**Provided information**
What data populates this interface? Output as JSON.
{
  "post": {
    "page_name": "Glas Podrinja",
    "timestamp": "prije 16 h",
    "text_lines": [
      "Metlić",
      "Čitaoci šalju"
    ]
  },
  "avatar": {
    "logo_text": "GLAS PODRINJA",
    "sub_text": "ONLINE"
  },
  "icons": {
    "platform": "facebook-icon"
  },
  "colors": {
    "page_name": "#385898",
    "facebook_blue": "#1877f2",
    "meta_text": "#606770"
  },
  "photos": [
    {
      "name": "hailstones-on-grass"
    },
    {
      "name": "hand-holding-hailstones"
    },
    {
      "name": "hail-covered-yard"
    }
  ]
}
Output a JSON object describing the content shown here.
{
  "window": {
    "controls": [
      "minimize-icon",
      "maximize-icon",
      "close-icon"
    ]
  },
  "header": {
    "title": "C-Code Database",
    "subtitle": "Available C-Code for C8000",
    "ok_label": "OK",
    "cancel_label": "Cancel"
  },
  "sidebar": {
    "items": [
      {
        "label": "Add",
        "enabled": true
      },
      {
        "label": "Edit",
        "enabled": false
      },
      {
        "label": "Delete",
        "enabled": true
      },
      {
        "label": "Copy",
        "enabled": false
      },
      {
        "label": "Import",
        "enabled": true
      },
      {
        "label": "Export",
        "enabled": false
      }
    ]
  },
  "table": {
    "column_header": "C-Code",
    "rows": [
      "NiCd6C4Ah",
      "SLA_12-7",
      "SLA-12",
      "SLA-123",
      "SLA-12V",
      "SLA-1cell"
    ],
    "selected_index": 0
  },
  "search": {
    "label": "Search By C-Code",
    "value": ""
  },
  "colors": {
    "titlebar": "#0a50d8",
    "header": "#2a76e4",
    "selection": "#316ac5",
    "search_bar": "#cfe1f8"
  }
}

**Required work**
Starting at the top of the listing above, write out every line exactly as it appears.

**Output below**
What data populates this interface? Output as JSON.
{
  "post": {
    "page_name": "Glas Podrinja",
    "timestamp": "prije 16 h",
    "text_lines": [
      "Metlić",
      "Čitaoci šalju"
    ]
  },
  "avatar": {
    "logo_text": "GLAS PODRINJA",
    "sub_text": "ONLINE"
  },
  "icons": {
    "platform": "facebook-icon"
  },
  "colors": {
    "page_name": "#385898",
    "facebook_blue": "#1877f2",
    "meta_text": "#606770"
  },
  "photos": [
    {
      "name": "hailstones-on-grass"
    },
    {
      "name": "hand-holding-hailstones"
    },
    {
      "name": "hail-covered-yard"
    }
  ]
}
Output a JSON object describing the content shown here.
{
  "window": {
    "controls": [
      "minimize-icon",
      "maximize-icon",
      "close-icon"
    ]
  },
  "header": {
    "title": "C-Code Database",
    "subtitle": "Available C-Code for C8000",
    "ok_label": "OK",
    "cancel_label": "Cancel"
  },
  "sidebar": {
    "items": [
      {
        "label": "Add",
        "enabled": true
      },
      {
        "label": "Edit",
        "enabled": false
      },
      {
        "label": "Delete",
        "enabled": true
      },
      {
        "label": "Copy",
        "enabled": false
      },
      {
        "label": "Import",
        "enabled": true
      },
      {
        "label": "Export",
        "enabled": false
      }
    ]
  },
  "table": {
    "column_header": "C-Code",
    "rows": [
      "NiCd6C4Ah",
      "SLA_12-7",
      "SLA-12",
      "SLA-123",
      "SLA-12V",
      "SLA-1cell"
    ],
    "selected_index": 0
  },
  "search": {
    "label": "Search By C-Code",
    "value": ""
  },
  "colors": {
    "titlebar": "#0a50d8",
    "header": "#2a76e4",
    "selection": "#316ac5",
    "search_bar": "#cfe1f8"
  }
}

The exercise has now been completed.